This Old-School Tool Can Help You Create a Positioning Statement There are many variations of this format kicking around, but this is one of the simplest approaches.

By Jim Joseph

entrepreneur daily

Opinions expressed by Entrepreneur contributors are their own.

If you've been in marketing for a while, you know that there are at least a dozen ways to construct a positioning statement for your business. There are onions, pyramids and hexagons, all of which accomplish the exact same thing: getting you to make fundamental decisions about how you want to position your brand.

In my opinion, many of them get far too complicated far too quickly, and end up making positioning much harder to tackle.

Related: A Company Really Clicks When Mission, Brand and Culture Converge

My favorite positioning tool is a bit old school. There are many variations of this format kicking around, but I like the simplest approach to all of them.

This positioning statement is like a puzzle you simply fill out to complete all of the elements of your brand's positioning. With each line item, you force yourself to make a critical decision about how to market your brand, and then when you're done you have a complete picture.

Think of it as a sentence where you simply fill in the blanks. Here's how it goes:

For: Target market (demographically)
Who: Target market (psychographically)
Brand is: Type of business you're in
That: Functional benefit your product offers
Because: Proof points (no more than three)
So that: Emotional benefit
Best expressed by: Tagline

Hopefully you can see that once you fill out each line, you have a complete sentence that uniquely positions your brand in your customer's mind.

I thought it might be fun to see how this could play out for a small business, so that you can see how it might play out for yours.

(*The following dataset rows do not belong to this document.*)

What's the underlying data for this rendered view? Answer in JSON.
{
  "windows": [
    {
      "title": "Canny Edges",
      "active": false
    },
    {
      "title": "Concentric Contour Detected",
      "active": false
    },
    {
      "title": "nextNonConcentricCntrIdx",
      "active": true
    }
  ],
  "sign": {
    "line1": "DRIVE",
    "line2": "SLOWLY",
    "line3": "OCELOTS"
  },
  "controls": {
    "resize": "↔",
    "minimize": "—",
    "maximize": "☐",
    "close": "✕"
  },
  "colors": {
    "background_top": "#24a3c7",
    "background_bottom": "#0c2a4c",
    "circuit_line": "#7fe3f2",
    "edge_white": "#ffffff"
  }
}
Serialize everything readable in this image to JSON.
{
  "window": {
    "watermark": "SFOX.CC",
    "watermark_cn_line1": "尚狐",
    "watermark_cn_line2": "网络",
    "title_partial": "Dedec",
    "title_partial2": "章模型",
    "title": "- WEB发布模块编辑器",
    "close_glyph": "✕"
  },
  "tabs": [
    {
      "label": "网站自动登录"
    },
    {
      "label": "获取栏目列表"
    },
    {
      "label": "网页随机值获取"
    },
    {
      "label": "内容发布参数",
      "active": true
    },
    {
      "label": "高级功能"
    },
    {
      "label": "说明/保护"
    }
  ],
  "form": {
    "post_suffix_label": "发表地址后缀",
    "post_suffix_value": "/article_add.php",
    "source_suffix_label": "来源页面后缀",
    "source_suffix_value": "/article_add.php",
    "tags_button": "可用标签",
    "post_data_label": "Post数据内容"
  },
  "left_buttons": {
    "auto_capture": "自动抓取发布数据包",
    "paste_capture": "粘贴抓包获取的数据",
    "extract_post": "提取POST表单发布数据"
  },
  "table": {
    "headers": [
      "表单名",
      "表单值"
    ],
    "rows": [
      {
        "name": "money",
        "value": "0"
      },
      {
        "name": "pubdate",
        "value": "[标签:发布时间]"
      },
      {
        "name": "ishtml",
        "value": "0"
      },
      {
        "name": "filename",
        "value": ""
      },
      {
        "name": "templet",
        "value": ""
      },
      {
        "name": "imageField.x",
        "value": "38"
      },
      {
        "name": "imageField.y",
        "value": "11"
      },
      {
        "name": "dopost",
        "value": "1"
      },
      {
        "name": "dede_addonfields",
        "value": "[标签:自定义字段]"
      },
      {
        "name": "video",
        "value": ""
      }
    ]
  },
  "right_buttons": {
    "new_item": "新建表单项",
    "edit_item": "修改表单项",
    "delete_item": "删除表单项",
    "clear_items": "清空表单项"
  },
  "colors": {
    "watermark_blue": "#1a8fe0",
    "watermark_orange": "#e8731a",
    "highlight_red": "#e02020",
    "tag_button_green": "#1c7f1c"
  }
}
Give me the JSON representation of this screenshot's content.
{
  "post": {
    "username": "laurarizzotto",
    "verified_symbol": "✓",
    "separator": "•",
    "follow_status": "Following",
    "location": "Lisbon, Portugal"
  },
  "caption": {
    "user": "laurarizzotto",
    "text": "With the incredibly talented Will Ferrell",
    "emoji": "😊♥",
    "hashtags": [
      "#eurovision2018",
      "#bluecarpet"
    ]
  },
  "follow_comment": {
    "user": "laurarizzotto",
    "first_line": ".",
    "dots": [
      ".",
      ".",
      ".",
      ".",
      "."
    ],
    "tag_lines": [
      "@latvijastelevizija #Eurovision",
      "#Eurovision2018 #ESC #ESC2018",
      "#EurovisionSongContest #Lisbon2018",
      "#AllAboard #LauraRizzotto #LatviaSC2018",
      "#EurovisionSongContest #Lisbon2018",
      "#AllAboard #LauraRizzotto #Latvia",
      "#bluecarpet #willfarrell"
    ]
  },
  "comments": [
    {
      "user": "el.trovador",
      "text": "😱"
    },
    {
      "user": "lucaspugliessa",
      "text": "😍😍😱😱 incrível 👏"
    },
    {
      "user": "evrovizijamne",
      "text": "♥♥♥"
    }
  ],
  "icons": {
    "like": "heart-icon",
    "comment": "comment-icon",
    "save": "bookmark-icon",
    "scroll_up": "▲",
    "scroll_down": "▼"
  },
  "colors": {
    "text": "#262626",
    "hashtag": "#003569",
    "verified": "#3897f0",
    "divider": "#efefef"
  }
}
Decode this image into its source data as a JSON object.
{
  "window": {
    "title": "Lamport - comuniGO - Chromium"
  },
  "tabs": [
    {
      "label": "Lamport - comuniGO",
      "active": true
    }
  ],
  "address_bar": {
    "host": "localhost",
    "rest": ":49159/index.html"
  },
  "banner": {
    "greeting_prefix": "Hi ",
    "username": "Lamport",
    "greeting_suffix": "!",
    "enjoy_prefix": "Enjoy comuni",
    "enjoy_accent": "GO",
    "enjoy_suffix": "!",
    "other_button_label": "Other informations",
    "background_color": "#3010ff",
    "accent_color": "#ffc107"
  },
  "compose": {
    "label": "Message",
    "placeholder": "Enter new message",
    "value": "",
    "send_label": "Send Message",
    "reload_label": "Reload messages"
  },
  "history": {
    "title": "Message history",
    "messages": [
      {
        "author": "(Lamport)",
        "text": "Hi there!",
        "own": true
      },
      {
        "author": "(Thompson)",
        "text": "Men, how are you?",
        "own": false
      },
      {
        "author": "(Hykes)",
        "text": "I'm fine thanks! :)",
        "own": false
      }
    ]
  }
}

Related: Richard Branson on Crafting Your Mission Statement

When I lived in the Chelsea neighborhood of Manhattan, I had a favorite dry cleaner that I used to go to all of the time. There were many options in the neighborhood, many of which were closer to my home and in some cases even cheaper. But these folks knew how to position and market their service far better than the others, so I chose them time and time again.

Their customer service was impeccable and they always seemed to care about how I looked. They knew my appearance was important to my work, and they took pride in helping me look my best. They called me out by name every time I walked in the front door.

I would imagine that their positioning statement might read something like this:

To: our beloved neighbors of Chelsea
Who: are the best-dressed folks in town.
Chelsea Dry Cleaners is: Your safe haven for all of your dry cleaning needs
Because: of our patented, organic fabric-care process and our commitment to error-free service.
So that: you can concentrate on your work, knowing that you are making a positive impression each and every time.
Best expressed by: Caring for the best-dressed New Yorkers in town.

I hope you can see that this positioning statement is inherently emotional -- it shows the way that the brand wants their customers to feel.

The tagline gives a hint at what the brand is all about, but it's the individual line items that give it all real meaning. The trick is in knowing how to fill out each of those lines.

Ahh, yes, that's where the real work comes in. We'll be exploring each of those line items over the course of this series, so that at the end you can fill out a positioning statement of your own.

Fasten your seatbelts.

Related: Don't Forget 'Positioning' in Your Marketing

Jim Joseph

Marketing Master - Author - Blogger - Dad

Jim Joseph is a commentator on the marketing industry. He is Global President of the marketing communications agency BCW, author of The Experience Effect series and an adjunct instructor at New York University.

Want to be an Entrepreneur Leadership Network contributor? Apply now to join.

Editor's Pick

Related Topics

Business News

Woman Allegedly Fired for 'Theft' After Eating a Sandwich That Was Leftover From a Meeting

Gabriela Rodriguez worked as a cleaner at Devonshires Solicitors in London for two years.

Business News

A 29-Year-Old CEO Quit Microsoft To Build His Startup — And Just Scored A Deal on Shark Tank

Aabesh De tapped into a niche need during the pandemic and founded Flora, a houseplant care startup.

Growing a Business

The Owners of This Texas Farmers Market Took a Big Gamble. Here's How It Paid Off Bigger Than They Dreamed.

A Texas farmers market educates customers about the importance of shopping local for a healthy lifestyle and an even healthier small business community.

Business News

A Billion Dollar Startup Is Trying To Resurrect A Woolly Mammoth — And You Can Watch It Happen

Filmmakers will go behind the scenes of billion-dollar startup Colossal Biosciences, which uses genetic engineering for de-extinction projects.

Employee Experience & Recruiting

Avoid Costly Hiring Mistakes With These Five Essential Tips

From using an AI-powered video platform to posting more precise job listings, these strategies will help hiring managers spend less time, energy and money finding the right candidates.